Video

Video International Students Learn Film Production in World's Movie Capital

Hollywood - which is part of Los Angeles - is the movie capital of the world, and many aspiring filmmakers go there in hopes of breaking into the movie business. Mike O'Sullivan reports that regional universities are also a magnet for students who hope to become producers or directors.
Video

Video Pacific Rim Trade Deal Proves Elusive

With the U.S.-led war in Iraq ended and American military involvement in Afghanistan winding down, President Barack Obama has sought to pivot the country's foreign policy focus towards Asia. One aspect of that pivot is the negotiation of a free-trade agreement among 12 Pacific Rim nations. But as Obama leaves this week on a trip to four Asian countries he has found it very difficult to complete the trade pact. VOA's Ken Bredemeier has more from Washington.
Video

Video Autistic Adults Face Housing, Job Challenges

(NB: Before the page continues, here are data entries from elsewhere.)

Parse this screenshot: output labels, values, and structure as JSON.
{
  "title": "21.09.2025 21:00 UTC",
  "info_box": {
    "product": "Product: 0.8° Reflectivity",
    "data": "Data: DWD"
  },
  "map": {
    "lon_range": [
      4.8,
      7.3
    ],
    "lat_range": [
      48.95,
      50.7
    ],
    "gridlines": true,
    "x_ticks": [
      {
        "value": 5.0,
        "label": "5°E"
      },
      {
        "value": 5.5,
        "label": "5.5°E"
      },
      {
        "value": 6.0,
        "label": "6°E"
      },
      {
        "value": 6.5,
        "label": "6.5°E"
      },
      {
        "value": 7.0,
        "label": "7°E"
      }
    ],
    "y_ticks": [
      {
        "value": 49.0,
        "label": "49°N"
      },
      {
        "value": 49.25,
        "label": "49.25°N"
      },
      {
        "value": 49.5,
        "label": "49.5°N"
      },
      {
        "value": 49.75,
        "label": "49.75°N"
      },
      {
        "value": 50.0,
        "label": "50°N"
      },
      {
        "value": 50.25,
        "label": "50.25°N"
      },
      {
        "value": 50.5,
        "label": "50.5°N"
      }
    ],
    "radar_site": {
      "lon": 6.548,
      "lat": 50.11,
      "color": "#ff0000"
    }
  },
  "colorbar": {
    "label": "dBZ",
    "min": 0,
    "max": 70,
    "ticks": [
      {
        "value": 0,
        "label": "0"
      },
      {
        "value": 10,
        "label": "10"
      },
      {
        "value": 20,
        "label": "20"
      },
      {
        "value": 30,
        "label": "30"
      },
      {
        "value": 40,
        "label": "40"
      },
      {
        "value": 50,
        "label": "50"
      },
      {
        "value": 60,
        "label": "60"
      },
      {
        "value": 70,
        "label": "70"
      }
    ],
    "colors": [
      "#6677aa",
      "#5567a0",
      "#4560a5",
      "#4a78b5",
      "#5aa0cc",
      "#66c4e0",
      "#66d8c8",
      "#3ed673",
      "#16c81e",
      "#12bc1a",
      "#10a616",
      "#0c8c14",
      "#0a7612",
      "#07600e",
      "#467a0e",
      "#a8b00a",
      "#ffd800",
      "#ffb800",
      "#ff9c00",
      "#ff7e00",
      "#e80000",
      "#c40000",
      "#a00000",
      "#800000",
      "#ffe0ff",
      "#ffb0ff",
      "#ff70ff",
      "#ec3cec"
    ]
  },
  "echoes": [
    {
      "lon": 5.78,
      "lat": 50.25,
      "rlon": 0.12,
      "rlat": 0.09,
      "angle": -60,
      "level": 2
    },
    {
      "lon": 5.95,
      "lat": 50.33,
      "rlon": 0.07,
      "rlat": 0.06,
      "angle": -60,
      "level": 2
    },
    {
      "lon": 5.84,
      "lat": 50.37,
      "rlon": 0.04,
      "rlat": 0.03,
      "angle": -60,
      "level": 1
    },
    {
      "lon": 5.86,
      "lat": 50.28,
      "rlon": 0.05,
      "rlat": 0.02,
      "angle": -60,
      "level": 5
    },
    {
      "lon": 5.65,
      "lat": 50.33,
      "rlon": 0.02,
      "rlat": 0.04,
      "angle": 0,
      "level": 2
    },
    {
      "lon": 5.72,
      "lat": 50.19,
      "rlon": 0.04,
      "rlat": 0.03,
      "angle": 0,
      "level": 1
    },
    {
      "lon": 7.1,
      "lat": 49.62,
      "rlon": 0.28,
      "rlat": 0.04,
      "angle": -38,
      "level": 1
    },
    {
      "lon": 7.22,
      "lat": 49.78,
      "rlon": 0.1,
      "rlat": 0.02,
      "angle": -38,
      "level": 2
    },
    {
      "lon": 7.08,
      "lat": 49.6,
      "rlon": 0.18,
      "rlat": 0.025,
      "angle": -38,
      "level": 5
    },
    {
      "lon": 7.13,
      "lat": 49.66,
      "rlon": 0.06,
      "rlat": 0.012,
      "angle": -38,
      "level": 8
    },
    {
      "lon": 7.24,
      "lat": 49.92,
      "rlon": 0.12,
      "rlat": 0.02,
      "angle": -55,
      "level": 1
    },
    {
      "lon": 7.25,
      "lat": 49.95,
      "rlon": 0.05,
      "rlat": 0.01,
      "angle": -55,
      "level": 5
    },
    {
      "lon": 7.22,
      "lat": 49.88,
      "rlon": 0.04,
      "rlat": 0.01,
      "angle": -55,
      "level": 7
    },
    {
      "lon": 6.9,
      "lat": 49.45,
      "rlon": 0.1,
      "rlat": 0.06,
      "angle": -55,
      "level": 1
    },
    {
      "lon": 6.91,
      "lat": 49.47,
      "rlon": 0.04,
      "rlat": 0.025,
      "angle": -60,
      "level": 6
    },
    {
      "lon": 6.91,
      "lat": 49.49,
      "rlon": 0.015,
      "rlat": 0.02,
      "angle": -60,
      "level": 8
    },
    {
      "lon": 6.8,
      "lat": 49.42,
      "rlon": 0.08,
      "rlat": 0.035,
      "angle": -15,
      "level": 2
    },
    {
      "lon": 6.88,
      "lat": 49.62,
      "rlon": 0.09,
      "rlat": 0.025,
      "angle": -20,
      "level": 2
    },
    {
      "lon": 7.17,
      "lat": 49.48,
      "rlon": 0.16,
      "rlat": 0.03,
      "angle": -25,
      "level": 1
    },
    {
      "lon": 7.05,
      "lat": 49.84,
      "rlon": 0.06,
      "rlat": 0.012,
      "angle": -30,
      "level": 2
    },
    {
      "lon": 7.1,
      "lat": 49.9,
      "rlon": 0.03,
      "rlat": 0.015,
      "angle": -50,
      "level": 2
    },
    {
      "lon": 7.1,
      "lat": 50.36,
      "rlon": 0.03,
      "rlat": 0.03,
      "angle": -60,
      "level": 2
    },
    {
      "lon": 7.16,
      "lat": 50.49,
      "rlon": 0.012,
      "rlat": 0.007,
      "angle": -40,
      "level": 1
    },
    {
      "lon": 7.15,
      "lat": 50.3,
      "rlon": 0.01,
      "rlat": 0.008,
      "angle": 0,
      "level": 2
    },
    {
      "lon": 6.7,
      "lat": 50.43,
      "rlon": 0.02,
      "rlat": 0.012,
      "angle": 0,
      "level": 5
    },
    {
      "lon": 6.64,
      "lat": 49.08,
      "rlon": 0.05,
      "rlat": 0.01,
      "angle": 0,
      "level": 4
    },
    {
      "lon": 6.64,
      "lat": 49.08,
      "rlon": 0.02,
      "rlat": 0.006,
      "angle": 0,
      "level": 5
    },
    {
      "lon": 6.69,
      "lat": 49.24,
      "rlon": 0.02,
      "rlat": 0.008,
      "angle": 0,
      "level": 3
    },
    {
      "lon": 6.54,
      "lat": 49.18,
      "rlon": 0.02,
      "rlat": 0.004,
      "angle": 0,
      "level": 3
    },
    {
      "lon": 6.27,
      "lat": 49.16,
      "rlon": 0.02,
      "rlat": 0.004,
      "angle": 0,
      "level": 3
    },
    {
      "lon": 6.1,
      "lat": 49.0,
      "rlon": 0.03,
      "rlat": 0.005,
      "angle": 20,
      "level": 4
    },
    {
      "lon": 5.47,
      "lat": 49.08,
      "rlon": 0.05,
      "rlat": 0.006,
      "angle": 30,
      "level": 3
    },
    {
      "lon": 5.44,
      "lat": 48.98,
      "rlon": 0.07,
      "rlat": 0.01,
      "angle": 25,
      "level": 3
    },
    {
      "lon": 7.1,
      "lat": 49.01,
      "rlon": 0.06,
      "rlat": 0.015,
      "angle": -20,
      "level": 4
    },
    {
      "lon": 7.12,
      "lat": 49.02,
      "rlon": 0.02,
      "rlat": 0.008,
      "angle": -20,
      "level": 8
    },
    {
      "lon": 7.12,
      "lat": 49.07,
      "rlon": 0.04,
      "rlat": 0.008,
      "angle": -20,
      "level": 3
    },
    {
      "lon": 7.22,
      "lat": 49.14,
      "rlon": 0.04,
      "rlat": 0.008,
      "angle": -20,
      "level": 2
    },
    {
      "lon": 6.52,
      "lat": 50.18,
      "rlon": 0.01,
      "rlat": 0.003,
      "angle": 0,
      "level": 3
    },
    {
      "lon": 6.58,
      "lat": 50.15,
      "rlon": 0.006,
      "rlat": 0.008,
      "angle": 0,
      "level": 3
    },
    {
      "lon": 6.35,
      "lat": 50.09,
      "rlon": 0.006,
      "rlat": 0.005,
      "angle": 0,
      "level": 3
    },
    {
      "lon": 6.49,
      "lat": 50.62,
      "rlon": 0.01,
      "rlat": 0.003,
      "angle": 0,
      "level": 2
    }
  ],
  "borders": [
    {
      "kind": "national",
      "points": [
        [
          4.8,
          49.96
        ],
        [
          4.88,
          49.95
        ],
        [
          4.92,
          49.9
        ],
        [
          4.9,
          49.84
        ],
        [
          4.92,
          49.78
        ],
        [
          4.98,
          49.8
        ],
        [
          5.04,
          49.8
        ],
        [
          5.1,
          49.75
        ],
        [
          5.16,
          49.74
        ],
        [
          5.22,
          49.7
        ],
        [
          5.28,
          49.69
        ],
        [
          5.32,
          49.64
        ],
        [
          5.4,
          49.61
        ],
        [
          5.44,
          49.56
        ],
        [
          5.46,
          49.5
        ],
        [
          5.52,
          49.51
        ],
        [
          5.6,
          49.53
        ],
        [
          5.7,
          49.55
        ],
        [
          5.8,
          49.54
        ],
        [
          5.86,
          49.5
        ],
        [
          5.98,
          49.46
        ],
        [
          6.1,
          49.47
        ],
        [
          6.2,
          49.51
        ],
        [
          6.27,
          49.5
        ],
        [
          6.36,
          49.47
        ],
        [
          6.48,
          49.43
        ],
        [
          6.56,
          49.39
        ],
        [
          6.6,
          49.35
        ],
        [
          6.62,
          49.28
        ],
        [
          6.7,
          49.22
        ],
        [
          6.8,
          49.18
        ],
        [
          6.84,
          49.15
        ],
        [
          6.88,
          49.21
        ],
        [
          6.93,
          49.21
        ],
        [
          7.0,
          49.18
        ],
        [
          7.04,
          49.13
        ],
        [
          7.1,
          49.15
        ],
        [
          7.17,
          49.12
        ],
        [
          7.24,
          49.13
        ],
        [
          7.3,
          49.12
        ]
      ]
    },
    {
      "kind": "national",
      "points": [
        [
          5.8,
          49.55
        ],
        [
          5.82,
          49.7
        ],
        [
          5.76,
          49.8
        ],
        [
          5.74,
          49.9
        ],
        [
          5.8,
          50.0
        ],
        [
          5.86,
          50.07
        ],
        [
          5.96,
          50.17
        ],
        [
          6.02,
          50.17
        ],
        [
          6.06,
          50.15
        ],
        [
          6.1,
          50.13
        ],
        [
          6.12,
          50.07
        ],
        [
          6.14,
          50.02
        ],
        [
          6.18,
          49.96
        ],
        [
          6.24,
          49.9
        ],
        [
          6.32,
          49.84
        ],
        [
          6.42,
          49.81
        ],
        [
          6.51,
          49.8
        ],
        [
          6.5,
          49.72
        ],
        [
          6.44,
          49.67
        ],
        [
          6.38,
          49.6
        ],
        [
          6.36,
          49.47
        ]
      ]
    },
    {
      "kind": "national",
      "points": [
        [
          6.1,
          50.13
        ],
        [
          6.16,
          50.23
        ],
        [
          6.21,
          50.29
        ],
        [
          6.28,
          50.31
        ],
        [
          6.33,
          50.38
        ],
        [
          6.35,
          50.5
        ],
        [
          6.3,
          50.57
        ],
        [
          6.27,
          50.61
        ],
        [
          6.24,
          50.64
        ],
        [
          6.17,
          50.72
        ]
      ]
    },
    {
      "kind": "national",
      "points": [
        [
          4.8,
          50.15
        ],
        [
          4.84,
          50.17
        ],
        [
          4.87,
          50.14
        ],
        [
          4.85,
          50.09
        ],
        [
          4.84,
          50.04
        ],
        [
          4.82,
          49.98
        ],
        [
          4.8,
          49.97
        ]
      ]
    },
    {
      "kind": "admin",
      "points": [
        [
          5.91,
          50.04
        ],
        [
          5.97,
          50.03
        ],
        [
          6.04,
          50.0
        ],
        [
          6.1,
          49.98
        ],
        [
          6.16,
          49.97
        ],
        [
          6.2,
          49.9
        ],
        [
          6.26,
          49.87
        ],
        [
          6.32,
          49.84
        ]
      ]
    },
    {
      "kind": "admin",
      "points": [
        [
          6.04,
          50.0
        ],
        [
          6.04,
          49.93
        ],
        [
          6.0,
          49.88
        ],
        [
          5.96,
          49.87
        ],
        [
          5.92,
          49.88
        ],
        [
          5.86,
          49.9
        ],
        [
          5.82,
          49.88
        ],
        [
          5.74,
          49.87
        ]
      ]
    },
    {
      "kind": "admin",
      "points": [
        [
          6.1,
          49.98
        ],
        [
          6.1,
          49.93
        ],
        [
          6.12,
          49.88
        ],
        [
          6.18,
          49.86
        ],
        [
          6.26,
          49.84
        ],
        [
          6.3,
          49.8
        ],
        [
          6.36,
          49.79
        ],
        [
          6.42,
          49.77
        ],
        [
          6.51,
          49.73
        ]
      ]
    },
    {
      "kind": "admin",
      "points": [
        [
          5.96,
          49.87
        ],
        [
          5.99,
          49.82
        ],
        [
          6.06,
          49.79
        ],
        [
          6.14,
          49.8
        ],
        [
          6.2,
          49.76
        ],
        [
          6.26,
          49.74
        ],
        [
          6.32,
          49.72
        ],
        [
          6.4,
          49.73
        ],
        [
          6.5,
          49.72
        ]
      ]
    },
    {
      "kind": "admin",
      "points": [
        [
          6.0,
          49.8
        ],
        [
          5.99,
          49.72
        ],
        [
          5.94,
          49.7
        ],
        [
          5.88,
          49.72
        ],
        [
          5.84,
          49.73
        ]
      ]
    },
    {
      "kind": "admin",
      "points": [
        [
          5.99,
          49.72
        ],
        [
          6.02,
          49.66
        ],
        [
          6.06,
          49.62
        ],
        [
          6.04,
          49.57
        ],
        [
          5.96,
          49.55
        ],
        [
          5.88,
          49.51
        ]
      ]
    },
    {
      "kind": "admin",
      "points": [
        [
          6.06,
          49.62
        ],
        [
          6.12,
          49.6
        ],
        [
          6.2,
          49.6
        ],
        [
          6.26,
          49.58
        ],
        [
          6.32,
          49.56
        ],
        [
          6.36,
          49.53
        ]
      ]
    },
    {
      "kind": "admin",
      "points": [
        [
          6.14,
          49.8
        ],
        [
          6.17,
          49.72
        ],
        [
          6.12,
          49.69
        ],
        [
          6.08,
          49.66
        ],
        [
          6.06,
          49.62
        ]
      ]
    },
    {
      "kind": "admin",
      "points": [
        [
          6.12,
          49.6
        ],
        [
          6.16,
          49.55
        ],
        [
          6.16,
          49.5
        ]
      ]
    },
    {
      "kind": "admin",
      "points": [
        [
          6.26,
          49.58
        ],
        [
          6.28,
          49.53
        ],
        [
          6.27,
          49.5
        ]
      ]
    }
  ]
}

Many parents of children with disabilities fear for the future of their adult child. It can be difficult to find services to help adults with disabilities - physical, mental or emotional - find work or live on their own. The mother of an autistic boy set up a foundation to advocate for the estimated 1.2 million American adults with autism, a developmental disorder that causes communication difficulties and often social difficulties. VOA's Faiza Elmasry reports.
AppleAndroid